Pictures do not belong in the copy; quote every entry below exactly.

● **Data records for software interfaces**:

»»

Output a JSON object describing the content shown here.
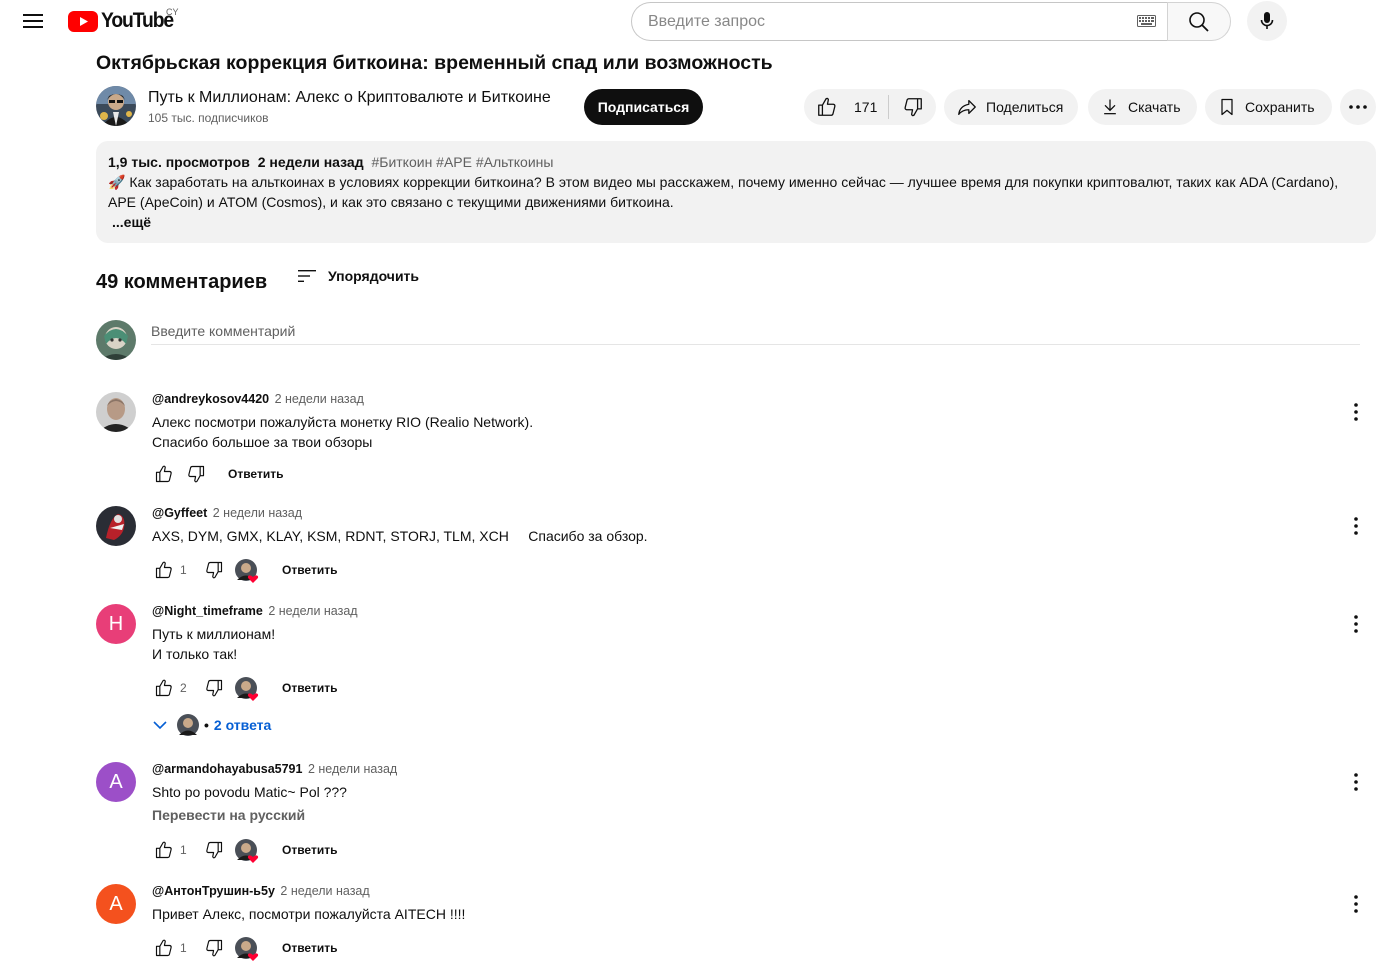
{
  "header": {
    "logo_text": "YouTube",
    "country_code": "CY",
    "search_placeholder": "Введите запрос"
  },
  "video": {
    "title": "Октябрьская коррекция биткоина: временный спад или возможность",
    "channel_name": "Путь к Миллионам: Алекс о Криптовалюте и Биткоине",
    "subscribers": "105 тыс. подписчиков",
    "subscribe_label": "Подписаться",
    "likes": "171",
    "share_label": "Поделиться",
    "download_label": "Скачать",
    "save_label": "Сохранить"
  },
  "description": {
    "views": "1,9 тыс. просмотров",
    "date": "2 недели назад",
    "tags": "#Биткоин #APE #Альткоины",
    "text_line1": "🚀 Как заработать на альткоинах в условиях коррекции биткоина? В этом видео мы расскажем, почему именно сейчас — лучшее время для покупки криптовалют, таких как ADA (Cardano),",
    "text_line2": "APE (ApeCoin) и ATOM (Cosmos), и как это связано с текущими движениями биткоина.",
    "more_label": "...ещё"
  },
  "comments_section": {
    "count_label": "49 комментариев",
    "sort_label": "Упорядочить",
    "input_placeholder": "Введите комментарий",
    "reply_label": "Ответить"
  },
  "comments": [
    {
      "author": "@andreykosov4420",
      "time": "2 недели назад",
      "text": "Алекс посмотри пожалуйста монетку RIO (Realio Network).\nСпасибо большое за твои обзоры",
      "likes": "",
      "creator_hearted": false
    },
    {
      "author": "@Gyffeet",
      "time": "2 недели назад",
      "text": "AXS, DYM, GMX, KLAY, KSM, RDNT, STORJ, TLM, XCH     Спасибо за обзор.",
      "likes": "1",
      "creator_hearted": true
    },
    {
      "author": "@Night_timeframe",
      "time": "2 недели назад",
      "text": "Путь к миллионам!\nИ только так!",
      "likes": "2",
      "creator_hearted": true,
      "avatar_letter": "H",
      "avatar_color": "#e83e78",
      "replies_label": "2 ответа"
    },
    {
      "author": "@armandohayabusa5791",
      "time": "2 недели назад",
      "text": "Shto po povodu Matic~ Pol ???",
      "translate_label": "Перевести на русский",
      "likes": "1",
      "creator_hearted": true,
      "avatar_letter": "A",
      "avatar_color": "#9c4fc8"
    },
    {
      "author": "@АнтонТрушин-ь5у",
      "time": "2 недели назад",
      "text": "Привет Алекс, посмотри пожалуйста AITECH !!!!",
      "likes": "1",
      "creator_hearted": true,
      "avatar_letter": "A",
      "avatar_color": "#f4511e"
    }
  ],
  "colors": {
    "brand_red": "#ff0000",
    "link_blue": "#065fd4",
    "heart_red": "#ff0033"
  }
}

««

● **Solution to this exercise**:
Output a JSON object describing the content shown here.
{
  "header": {
    "logo_text": "YouTube",
    "country_code": "CY",
    "search_placeholder": "Введите запрос"
  },
  "video": {
    "title": "Октябрьская коррекция биткоина: временный спад или возможность",
    "channel_name": "Путь к Миллионам: Алекс о Криптовалюте и Биткоине",
    "subscribers": "105 тыс. подписчиков",
    "subscribe_label": "Подписаться",
    "likes": "171",
    "share_label": "Поделиться",
    "download_label": "Скачать",
    "save_label": "Сохранить"
  },
  "description": {
    "views": "1,9 тыс. просмотров",
    "date": "2 недели назад",
    "tags": "#Биткоин #APE #Альткоины",
    "text_line1": "🚀 Как заработать на альткоинах в условиях коррекции биткоина? В этом видео мы расскажем, почему именно сейчас — лучшее время для покупки криптовалют, таких как ADA (Cardano),",
    "text_line2": "APE (ApeCoin) и ATOM (Cosmos), и как это связано с текущими движениями биткоина.",
    "more_label": "...ещё"
  },
  "comments_section": {
    "count_label": "49 комментариев",
    "sort_label": "Упорядочить",
    "input_placeholder": "Введите комментарий",
    "reply_label": "Ответить"
  },
  "comments": [
    {
      "author": "@andreykosov4420",
      "time": "2 недели назад",
      "text": "Алекс посмотри пожалуйста монетку RIO (Realio Network).\nСпасибо большое за твои обзоры",
      "likes": "",
      "creator_hearted": false
    },
    {
      "author": "@Gyffeet",
      "time": "2 недели назад",
      "text": "AXS, DYM, GMX, KLAY, KSM, RDNT, STORJ, TLM, XCH     Спасибо за обзор.",
      "likes": "1",
      "creator_hearted": true
    },
    {
      "author": "@Night_timeframe",
      "time": "2 недели назад",
      "text": "Путь к миллионам!\nИ только так!",
      "likes": "2",
      "creator_hearted": true,
      "avatar_letter": "H",
      "avatar_color": "#e83e78",
      "replies_label": "2 ответа"
    },
    {
      "author": "@armandohayabusa5791",
      "time": "2 недели назад",
      "text": "Shto po povodu Matic~ Pol ???",
      "translate_label": "Перевести на русский",
      "likes": "1",
      "creator_hearted": true,
      "avatar_letter": "A",
      "avatar_color": "#9c4fc8"
    },
    {
      "author": "@АнтонТрушин-ь5у",
      "time": "2 недели назад",
      "text": "Привет Алекс, посмотри пожалуйста AITECH !!!!",
      "likes": "1",
      "creator_hearted": true,
      "avatar_letter": "A",
      "avatar_color": "#f4511e"
    }
  ],
  "colors": {
    "brand_red": "#ff0000",
    "link_blue": "#065fd4",
    "heart_red": "#ff0033"
  }
}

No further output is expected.